Miami saw $252 million in office investment sales through April at $279 per square foot. Miami also maintained its standing as the most expensive office market in the South in terms of asking rents, closing April with a $49 per square foot average, per CommercialEdge. 

In Southern California, Los Angeles recorded just $182 million in office deals through April at an average of $359 per square foot. San Diego’s market saw $253 million in deals for $397 per square foot.

Nationally, the 18.8 percent vacancy rate in April was 210 basis higher than it was at the same point last year. Markets that are home to the tech industry have been hit the worst when it comes to occupancy. For example, San Francisco’s vacancy rate was up 650 basis points over the 12 months ending in April. Major life sciences and lab markets such as Boston and San Diego have also seen vacancies rise due to the recent spikes in lab and related office construction along with a rise in remote work.

Under-construction office space totaled 83.7 million square feet at the end of April, representing 1.2 percent of total stock. The pipeline measurement has shrunk by more than 50 percent in the past 18 months, as “starts have slowed to a crawl,” according to the report 

Following the construction spikes in 2022 and 2023, office starts have been nearly nonexistent this year, with just 3.2 million square feet of new space breaking ground through the end of April, according to CommercialEdge.
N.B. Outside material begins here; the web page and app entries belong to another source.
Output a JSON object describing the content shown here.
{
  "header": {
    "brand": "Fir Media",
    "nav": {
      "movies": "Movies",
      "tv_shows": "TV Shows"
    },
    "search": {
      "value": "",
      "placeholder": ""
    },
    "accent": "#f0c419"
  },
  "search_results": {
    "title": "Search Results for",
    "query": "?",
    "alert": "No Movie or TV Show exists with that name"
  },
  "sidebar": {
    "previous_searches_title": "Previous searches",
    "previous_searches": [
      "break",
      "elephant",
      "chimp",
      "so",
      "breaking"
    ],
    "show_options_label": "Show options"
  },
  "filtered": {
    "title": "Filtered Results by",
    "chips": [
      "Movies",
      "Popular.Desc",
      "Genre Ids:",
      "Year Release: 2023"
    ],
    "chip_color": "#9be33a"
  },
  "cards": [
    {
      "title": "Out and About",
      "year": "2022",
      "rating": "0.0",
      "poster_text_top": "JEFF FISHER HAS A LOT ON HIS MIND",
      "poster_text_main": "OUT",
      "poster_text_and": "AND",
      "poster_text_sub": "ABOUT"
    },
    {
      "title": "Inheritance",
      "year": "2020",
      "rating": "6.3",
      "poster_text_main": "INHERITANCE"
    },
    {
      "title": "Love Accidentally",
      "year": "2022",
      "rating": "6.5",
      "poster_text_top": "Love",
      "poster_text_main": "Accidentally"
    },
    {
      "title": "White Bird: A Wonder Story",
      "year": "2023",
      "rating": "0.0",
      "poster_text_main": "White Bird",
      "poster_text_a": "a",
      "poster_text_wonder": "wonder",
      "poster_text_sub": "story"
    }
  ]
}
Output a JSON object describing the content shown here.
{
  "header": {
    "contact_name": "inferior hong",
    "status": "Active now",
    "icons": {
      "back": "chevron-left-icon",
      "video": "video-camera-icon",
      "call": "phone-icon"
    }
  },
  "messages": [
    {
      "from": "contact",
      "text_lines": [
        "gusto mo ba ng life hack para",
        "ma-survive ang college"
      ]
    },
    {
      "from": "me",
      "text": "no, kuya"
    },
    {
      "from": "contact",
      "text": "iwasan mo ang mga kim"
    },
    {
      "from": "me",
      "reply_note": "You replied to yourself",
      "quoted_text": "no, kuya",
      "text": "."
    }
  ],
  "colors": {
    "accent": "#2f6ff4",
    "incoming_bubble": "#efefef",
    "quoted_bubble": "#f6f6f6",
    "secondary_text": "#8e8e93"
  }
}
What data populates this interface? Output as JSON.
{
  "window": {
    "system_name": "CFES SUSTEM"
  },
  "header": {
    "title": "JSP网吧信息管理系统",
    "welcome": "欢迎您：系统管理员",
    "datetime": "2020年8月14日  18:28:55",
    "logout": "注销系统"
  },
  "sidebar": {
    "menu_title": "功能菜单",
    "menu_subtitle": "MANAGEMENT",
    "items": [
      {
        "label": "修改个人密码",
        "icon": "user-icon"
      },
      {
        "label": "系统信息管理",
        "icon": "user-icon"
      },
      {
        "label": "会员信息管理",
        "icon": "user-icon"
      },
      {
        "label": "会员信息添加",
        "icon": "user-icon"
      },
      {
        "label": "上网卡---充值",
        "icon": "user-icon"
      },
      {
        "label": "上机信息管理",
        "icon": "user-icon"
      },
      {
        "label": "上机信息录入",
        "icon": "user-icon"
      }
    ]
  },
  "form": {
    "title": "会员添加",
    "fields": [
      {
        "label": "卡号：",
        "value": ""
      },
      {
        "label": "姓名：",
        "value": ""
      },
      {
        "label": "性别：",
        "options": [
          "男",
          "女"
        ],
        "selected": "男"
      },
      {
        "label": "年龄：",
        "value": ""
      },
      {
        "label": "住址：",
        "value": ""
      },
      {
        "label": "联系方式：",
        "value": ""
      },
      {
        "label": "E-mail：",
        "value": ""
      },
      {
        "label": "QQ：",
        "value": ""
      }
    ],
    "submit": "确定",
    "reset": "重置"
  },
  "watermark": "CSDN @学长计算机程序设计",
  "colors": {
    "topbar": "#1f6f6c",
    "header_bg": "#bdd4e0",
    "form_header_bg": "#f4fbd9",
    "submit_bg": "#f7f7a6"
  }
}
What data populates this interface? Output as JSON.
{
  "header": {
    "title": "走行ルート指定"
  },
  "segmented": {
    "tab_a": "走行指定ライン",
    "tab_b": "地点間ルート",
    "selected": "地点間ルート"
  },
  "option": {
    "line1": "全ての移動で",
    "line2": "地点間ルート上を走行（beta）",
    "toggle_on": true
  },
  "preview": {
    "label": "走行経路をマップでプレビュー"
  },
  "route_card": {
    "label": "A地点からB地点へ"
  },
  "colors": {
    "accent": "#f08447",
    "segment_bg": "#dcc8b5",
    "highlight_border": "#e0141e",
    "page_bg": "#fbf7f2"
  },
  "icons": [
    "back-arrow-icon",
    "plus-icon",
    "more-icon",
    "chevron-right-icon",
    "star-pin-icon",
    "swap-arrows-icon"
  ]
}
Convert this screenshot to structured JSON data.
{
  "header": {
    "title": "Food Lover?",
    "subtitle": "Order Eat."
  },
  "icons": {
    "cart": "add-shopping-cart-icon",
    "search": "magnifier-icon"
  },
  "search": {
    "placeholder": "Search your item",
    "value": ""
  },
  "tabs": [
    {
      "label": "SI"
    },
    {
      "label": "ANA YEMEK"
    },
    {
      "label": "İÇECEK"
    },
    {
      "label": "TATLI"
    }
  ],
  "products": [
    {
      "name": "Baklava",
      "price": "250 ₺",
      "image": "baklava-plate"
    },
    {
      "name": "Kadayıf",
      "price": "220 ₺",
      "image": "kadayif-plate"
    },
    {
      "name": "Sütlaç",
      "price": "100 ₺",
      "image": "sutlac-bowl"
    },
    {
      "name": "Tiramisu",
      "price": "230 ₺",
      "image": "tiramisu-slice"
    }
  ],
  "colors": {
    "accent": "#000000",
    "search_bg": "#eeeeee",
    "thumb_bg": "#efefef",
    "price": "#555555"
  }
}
And none of the top Midwestern markets broke ground on office projects so far this year. However, Greater Boston still finished April with the most amount of space under construction in the U.S. at 13.9 million square feet.

“We anticipate that once interest rate cuts begin, developers will slowly dip their toes back into the water,” CommercialEdge’s report reads. “But, given the current state of office demand, it may be years until there is a meaningful uptick in office starts.”

Debt service coverage ratios — which measure the property’s income against its debt — have declined due to rising debt costs and expenses, and receding cash flows. CommercialEdge said the highly anticipated mega-wave of office distress has yet to materialize, but many markets are exposed to potential distress.

“Everyone has been asking, ‘Where is this wave of distress?’ ” Peter Kolaczynski, associate director at CommercialEdge, said in a statement. “The reality is that it didn’t materialize with extensions the last few years, but we are seeing an uptick, and this data shows the threat is still there in many areas.”

Gregory Cornfield can be reached at gcornfield@commercialobserver.com.